Where was Tony Fernandez’s lawyers, where was his ‘well oiled’ PR machine?
WHY ANY ACCEPTANCE OF RESPONSIBILITY MUST WAIT FOR THE FACTS
The Asian media may forgive Fernandez (as should the rest of us) as his reported statement must have been a spontaneous heartfelt comment by a grieving CEO and an honest slip at that made by the man in the heat and emotion of such a disaster. However to make such an admission (which is what this is) by “accepting (full) responsibility” for something for which responsibility cannot yet be apportioned to, is a statement insurance companies, relatives and lawyers who will inevitably become a part of the gouging process in the aftermath of this tragedy would love to hear.
Many may already have picked up on Fernandez’s acceptance of responsibility statement.
An acceptance of responsibility has the effect of reducing an insurers liability if not partly at least, then wholly.
There are then the relatives of the passengers and the owners of cargo QZ 8501 who have an interest and a right to sue the Airline who will not ignore the acceptance of (full) responsibility by AirAsia’s CEO to consider.
What impact his words will have on the immediate and long term future of the airline is yet to be determined.
CONTAINMENT AND BIAS IN THE MEDIA vs SELF INFLICTED INJURY
QANTAS has had four aircraft technical failures in the air whereby aircraft had to return to base in a matter of one month in December 2014. Nothing in the international press. That’s PR. That’s containment.

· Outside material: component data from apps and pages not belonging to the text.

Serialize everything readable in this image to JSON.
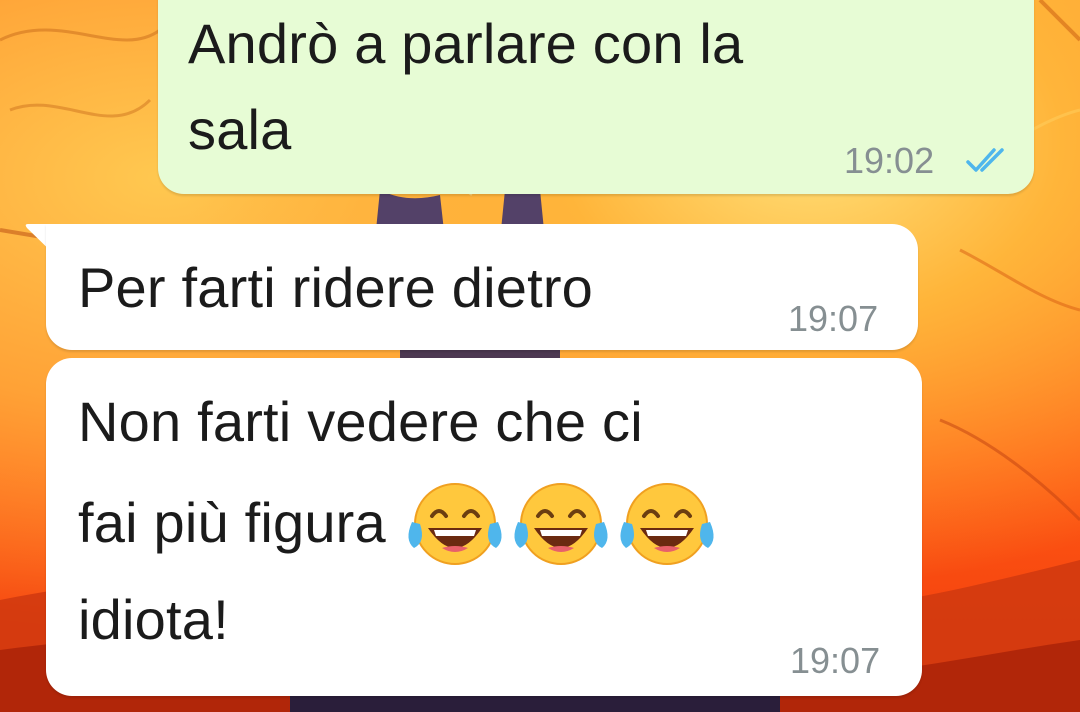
{
  "messages": [
    {
      "direction": "outgoing",
      "line1": "Andrò a parlare con la",
      "line2": "sala",
      "time": "19:02",
      "status_icon": "double-check-read-icon"
    },
    {
      "direction": "incoming",
      "line1": "Per farti ridere dietro",
      "time": "19:07"
    },
    {
      "direction": "incoming",
      "line1": "Non farti vedere che ci",
      "line2": "fai più figura",
      "line3": "idiota!",
      "emojis": [
        "face-with-tears-of-joy-icon",
        "face-with-tears-of-joy-icon",
        "face-with-tears-of-joy-icon"
      ],
      "time": "19:07"
    }
  ],
  "colors": {
    "outgoing_bubble": "#e7fcd5",
    "incoming_bubble": "#ffffff",
    "timestamp": "#868f92",
    "read_ticks": "#4fb6ec"
  }
}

A Greek cruise ship caught fire off the Adriatic coast also in December 2014. The media reported 10 dead. The magistrate conducting the inquiry now in Italy has established 98 not accounted for in addition to the 10 confirmed dead. That’s clever use of language.
98 missing could be 98 dead meaning 108 deaths altogether. But by leveraging the art of containment without lying, the cruise operator’s PR said 10 dead (confirmed) 98 unaccounted for (not dead). The impact on public perceptions of an otherwise disastrous event is obvious.

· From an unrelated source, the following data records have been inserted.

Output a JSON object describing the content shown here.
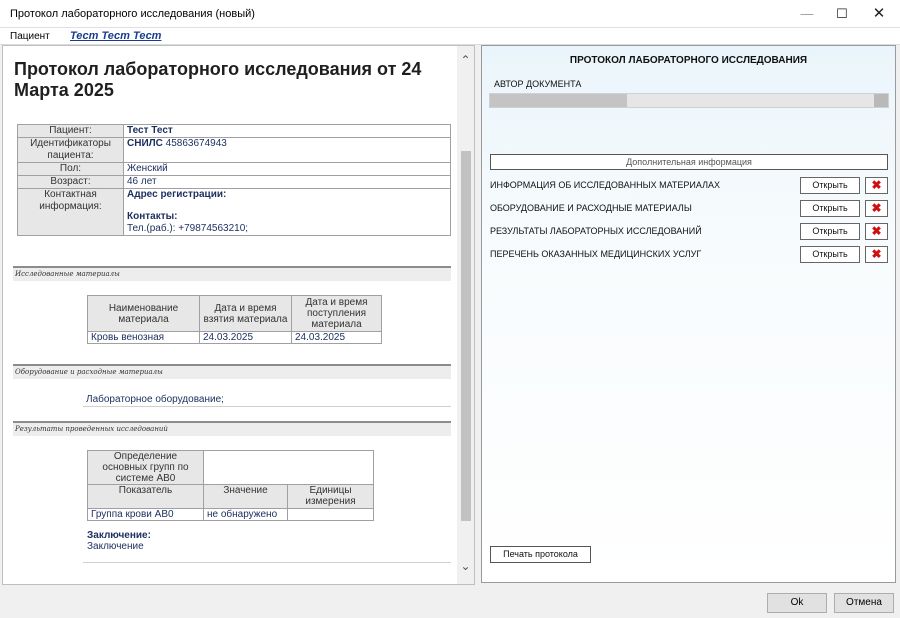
{
  "window": {
    "title": "Протокол лабораторного исследования (новый)",
    "minimize": "—",
    "maximize": "☐",
    "close": "✕"
  },
  "patient_bar": {
    "label": "Пациент",
    "name": "Тест Тест Тест"
  },
  "document": {
    "heading": "Протокол лабораторного исследования от 24 Марта 2025",
    "patient_info": {
      "patient_label": "Пациент:",
      "patient_value": "Тест Тест",
      "ids_label": "Идентификаторы пациента:",
      "ids_key": "СНИЛС",
      "ids_value": "45863674943",
      "sex_label": "Пол:",
      "sex_value": "Женский",
      "age_label": "Возраст:",
      "age_value": "46 лет",
      "contact_label": "Контактная информация:",
      "reg_address_label": "Адрес регистрации:",
      "contacts_label": "Контакты:",
      "phone": "Тел.(раб.): +79874563210;"
    },
    "materials_section": "Исследованные материалы",
    "materials_headers": [
      "Наименование материала",
      "Дата и время взятия материала",
      "Дата и время поступления материала"
    ],
    "materials_rows": [
      [
        "Кровь венозная",
        "24.03.2025",
        "24.03.2025"
      ]
    ],
    "equipment_section": "Оборудование и расходные материалы",
    "equipment_value": "Лабораторное оборудование;",
    "results_section": "Результаты проведенных исследований",
    "results_group": "Определение основных групп по системе AB0",
    "results_headers": [
      "Показатель",
      "Значение",
      "Единицы измерения"
    ],
    "results_rows": [
      [
        "Группа крови AB0",
        "не обнаружено",
        ""
      ]
    ],
    "conclusion_label": "Заключение:",
    "conclusion_value": "Заключение"
  },
  "right_panel": {
    "title": "ПРОТОКОЛ ЛАБОРАТОРНОГО ИССЛЕДОВАНИЯ",
    "author_label": "АВТОР ДОКУМЕНТА",
    "extra_info_button": "Дополнительная информация",
    "rows": [
      {
        "label": "ИНФОРМАЦИЯ ОБ ИССЛЕДОВАННЫХ МАТЕРИАЛАХ",
        "open": "Открыть"
      },
      {
        "label": "ОБОРУДОВАНИЕ И РАСХОДНЫЕ МАТЕРИАЛЫ",
        "open": "Открыть"
      },
      {
        "label": "РЕЗУЛЬТАТЫ ЛАБОРАТОРНЫХ ИССЛЕДОВАНИЙ",
        "open": "Открыть"
      },
      {
        "label": "ПЕРЕЧЕНЬ ОКАЗАННЫХ МЕДИЦИНСКИХ УСЛУГ",
        "open": "Открыть"
      }
    ],
    "delete_icon": "delete-icon",
    "print_button": "Печать протокола"
  },
  "footer": {
    "ok_label": "Ok",
    "cancel_label": "Отмена"
  },
  "colors": {
    "link": "#1a3c8c",
    "value_text": "#1b2e5e",
    "delete_red": "#d01010"
  }
}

A ship was deliberately steered into shallow waters and to rocks and is listing badly in Northern Scotland .4 people confirmed dead. Nothing is said of it. No apology issued no acknowledgement of responsibility as in the case with the Greek cruise ship.
Paying huge sums of money to western based PR companies is never the answer. Common sense is.
AirAsia’s crash of the Surabaya to Singapore flight is yet another example as to what could happen when airlines (MAS) are privatized and shortcuts and profit take over the steering as the overriding consideration.